Please restate the following records word for word.
::: Given information
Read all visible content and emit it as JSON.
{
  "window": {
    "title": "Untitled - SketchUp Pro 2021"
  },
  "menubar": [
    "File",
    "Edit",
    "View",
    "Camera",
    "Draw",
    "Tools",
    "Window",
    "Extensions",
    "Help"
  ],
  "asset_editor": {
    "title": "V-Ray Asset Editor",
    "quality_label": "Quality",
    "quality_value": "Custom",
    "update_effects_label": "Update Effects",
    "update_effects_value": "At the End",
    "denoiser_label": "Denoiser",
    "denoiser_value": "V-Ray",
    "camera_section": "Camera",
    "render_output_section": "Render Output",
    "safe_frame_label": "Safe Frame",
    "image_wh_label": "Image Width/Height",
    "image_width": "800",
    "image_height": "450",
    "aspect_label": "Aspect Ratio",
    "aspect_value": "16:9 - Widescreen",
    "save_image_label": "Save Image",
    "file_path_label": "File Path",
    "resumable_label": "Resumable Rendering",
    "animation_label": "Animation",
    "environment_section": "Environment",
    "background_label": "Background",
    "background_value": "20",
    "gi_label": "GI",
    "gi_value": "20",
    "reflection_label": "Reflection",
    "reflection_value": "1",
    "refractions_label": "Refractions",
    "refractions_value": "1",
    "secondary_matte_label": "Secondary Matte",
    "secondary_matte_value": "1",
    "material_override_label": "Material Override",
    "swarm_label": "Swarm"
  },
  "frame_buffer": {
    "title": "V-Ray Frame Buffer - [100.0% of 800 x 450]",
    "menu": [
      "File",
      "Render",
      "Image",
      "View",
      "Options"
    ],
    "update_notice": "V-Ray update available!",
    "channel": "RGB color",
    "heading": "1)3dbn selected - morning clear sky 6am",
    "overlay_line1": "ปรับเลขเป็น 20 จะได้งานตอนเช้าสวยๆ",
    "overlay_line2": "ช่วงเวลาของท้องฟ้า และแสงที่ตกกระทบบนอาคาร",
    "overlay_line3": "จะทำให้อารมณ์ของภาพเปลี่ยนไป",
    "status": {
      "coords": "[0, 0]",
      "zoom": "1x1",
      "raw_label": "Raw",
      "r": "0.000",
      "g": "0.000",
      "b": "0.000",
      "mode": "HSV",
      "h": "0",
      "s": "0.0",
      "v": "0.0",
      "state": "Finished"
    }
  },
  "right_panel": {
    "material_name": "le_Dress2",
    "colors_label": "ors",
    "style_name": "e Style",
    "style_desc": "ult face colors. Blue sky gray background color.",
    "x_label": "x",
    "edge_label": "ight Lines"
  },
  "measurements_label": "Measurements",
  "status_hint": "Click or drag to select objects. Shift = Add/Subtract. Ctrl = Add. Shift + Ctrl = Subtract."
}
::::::
§ Answer below:
Read all visible content and emit it as JSON.
{
  "window": {
    "title": "Untitled - SketchUp Pro 2021"
  },
  "menubar": [
    "File",
    "Edit",
    "View",
    "Camera",
    "Draw",
    "Tools",
    "Window",
    "Extensions",
    "Help"
  ],
  "asset_editor": {
    "title": "V-Ray Asset Editor",
    "quality_label": "Quality",
    "quality_value": "Custom",
    "update_effects_label": "Update Effects",
    "update_effects_value": "At the End",
    "denoiser_label": "Denoiser",
    "denoiser_value": "V-Ray",
    "camera_section": "Camera",
    "render_output_section": "Render Output",
    "safe_frame_label": "Safe Frame",
    "image_wh_label": "Image Width/Height",
    "image_width": "800",
    "image_height": "450",
    "aspect_label": "Aspect Ratio",
    "aspect_value": "16:9 - Widescreen",
    "save_image_label": "Save Image",
    "file_path_label": "File Path",
    "resumable_label": "Resumable Rendering",
    "animation_label": "Animation",
    "environment_section": "Environment",
    "background_label": "Background",
    "background_value": "20",
    "gi_label": "GI",
    "gi_value": "20",
    "reflection_label": "Reflection",
    "reflection_value": "1",
    "refractions_label": "Refractions",
    "refractions_value": "1",
    "secondary_matte_label": "Secondary Matte",
    "secondary_matte_value": "1",
    "material_override_label": "Material Override",
    "swarm_label": "Swarm"
  },
  "frame_buffer": {
    "title": "V-Ray Frame Buffer - [100.0% of 800 x 450]",
    "menu": [
      "File",
      "Render",
      "Image",
      "View",
      "Options"
    ],
    "update_notice": "V-Ray update available!",
    "channel": "RGB color",
    "heading": "1)3dbn selected - morning clear sky 6am",
    "overlay_line1": "ปรับเลขเป็น 20 จะได้งานตอนเช้าสวยๆ",
    "overlay_line2": "ช่วงเวลาของท้องฟ้า และแสงที่ตกกระทบบนอาคาร",
    "overlay_line3": "จะทำให้อารมณ์ของภาพเปลี่ยนไป",
    "status": {
      "coords": "[0, 0]",
      "zoom": "1x1",
      "raw_label": "Raw",
      "r": "0.000",
      "g": "0.000",
      "b": "0.000",
      "mode": "HSV",
      "h": "0",
      "s": "0.0",
      "v": "0.0",
      "state": "Finished"
    }
  },
  "right_panel": {
    "material_name": "le_Dress2",
    "colors_label": "ors",
    "style_name": "e Style",
    "style_desc": "ult face colors. Blue sky gray background color.",
    "x_label": "x",
    "edge_label": "ight Lines"
  },
  "measurements_label": "Measurements",
  "status_hint": "Click or drag to select objects. Shift = Add/Subtract. Ctrl = Add. Shift + Ctrl = Subtract."
}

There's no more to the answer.